SECOND BAPTIST

Lighting the Darkness

The thick fog rolls across my backyard in the hour before dawn. My neighbor’s pool lights illuminate the fog with green and purple light casting an eerie light in the fog rising behind our fence. The darkness seems especially dark today.

We are in the midst of Holy Week, a drastically different Holy Week from any I have experienced. I wonder, how many times in history has Holy Week been disrupted for the entire world? The other day we stumbled across the live stream for our friend Tony’s church in Ghana. He was preaching from what looked to be his home. Nothing is the same for anyone.

The darkness seems especially dark today.

We find ourselves collectively in a season of darkness. A season when depression, despair, and anxiety threaten to take control. A season where separation from each other casts a tangible disruption across every facet of our lives. A season when we are acutely aware of our need for a Savior.

The darkness seems especially dark today.

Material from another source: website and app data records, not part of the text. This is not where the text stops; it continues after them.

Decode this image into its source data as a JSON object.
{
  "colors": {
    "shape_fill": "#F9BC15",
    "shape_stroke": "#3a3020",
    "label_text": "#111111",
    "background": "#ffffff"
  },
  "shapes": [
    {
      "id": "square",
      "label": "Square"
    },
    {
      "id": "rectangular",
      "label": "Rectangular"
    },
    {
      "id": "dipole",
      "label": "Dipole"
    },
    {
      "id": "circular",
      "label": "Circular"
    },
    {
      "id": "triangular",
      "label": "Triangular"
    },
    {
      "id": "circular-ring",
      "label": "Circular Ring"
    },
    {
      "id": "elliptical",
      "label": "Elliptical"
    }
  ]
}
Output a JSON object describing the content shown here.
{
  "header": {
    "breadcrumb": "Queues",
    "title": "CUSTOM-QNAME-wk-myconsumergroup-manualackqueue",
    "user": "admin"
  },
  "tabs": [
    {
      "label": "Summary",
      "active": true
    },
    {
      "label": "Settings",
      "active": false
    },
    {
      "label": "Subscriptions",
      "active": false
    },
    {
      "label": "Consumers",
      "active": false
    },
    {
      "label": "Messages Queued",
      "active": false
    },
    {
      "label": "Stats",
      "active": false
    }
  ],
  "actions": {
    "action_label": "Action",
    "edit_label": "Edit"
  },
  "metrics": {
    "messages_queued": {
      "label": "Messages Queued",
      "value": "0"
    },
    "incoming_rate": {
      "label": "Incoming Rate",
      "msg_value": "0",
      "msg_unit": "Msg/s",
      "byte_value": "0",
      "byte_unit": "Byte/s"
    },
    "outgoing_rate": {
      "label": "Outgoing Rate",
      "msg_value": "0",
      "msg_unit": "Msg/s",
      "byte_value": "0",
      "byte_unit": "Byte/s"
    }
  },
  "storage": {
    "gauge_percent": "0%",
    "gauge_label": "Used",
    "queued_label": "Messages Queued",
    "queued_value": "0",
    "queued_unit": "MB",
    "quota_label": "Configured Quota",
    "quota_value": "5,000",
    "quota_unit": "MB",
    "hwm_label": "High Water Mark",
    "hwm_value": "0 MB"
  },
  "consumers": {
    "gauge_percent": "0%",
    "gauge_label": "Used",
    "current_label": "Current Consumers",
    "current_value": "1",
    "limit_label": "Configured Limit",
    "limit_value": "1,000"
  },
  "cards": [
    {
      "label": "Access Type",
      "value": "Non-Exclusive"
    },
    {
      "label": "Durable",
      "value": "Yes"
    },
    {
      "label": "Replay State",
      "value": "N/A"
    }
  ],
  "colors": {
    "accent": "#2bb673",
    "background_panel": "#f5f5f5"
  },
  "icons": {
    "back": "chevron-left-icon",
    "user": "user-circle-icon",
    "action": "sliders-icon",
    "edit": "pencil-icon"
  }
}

The words of Paul to the church at Philippi flash through my mind, “shine like stars in the world” (Phil. 2:15 NRSV). Shine? But in the verses around this one, Paul describes a crooked, perverse world filled with complaining and arguing. Surely the darkness seemed especially dark to the believers in Philippi who had watched with their own eyes as Paul was thrown in prison and run out of town by the people in their city.

But the light is coming and has already come. John opens his gospel with these words:

“In the beginning the Word already existed. The Word was with God, and the Word was God. He existed in the beginning with God. God created everything through him, and nothing was created except through him. The Word gave life to everything that was created, and his life brought light to everyone. The light shines in the darkness, and the darkness can never extinguish it” (John 1:1-5 NLT).

Jesus, the Word, God in flesh, God with us, is the light. And he illuminates the darkest darkness.

Consider a candle in an inky black room. The tiniest tealight candle sends the darkness around it fleeing. The light and dark cannot occupy the same physical space. If a tiny candle can eliminate a tiny part of darkness so completely, how much more does Jesus vanquish all of the darkness forever.

And when we choose to follow Jesus, he calls us to shine like stars no matter our circumstances, shedding the light of Jesus into the darkest of places. We are called to reflect the light of the King of Kings to a world stricken by a pandemic, to a world riddled with sin, to a world utterly broken. We are called to “shine like stars.”

During this time when we are reminded that the world is not as it should be, let us shine brightly as beacons, piercing the darkness and pointing to the source of our light, King Jesus who came and is coming and will come again.

“The light shines in the darkness, and the darkness can never extinguish it.”